- Records shown:
------------------------

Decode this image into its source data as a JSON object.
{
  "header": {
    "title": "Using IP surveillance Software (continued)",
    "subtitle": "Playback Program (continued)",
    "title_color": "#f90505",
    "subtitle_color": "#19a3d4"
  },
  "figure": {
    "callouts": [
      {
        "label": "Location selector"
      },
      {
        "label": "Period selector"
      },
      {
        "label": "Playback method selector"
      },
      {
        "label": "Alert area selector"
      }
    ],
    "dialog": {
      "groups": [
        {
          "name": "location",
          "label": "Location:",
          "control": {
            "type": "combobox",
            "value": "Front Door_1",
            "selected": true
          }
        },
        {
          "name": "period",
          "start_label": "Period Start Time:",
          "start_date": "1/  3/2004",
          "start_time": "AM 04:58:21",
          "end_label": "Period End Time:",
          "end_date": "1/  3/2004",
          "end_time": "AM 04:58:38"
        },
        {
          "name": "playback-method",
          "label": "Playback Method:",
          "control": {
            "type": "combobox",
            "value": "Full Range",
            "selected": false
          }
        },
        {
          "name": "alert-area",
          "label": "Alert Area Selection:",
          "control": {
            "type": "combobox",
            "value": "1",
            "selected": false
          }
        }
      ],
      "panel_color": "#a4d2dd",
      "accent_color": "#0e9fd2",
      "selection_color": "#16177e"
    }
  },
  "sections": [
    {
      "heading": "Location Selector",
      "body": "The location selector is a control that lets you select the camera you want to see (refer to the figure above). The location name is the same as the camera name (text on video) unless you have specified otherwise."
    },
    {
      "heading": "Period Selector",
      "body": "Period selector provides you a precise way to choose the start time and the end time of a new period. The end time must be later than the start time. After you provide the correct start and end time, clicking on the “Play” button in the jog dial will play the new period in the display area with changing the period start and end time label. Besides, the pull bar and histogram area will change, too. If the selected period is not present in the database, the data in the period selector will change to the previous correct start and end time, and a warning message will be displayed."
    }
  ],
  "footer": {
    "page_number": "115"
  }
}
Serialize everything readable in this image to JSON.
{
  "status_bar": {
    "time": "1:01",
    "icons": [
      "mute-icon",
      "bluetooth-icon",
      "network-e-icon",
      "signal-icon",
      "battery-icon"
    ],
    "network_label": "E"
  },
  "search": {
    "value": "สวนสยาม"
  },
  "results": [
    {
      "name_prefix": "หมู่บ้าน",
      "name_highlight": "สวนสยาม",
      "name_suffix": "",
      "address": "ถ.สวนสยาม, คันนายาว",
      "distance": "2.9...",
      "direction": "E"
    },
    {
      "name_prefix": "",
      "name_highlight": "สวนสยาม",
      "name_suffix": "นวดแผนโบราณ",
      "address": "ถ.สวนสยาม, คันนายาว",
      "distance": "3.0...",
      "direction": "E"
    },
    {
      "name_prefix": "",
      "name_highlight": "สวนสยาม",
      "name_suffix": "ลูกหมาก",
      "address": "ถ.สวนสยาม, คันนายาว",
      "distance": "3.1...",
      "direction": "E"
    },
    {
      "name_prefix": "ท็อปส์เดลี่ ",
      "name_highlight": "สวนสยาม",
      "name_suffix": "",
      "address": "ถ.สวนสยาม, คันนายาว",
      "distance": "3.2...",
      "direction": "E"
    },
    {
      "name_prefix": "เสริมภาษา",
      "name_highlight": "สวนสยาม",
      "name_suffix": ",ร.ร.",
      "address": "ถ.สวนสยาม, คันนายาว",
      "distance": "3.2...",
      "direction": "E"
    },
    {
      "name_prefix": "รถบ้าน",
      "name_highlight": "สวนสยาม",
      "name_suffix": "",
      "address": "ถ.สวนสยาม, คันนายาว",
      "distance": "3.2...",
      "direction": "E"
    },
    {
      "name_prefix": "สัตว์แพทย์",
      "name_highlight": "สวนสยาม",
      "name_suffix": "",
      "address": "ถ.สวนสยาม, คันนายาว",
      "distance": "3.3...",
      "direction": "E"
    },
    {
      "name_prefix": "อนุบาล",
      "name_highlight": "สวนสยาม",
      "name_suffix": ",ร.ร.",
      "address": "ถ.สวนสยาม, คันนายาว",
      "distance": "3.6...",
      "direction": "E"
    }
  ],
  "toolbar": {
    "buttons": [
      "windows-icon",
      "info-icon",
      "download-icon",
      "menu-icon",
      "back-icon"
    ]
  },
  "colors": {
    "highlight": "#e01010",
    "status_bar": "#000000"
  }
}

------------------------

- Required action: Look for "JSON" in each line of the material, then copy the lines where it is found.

- Task result:
Decode this image into its source data as a JSON object.
Serialize everything readable in this image to JSON.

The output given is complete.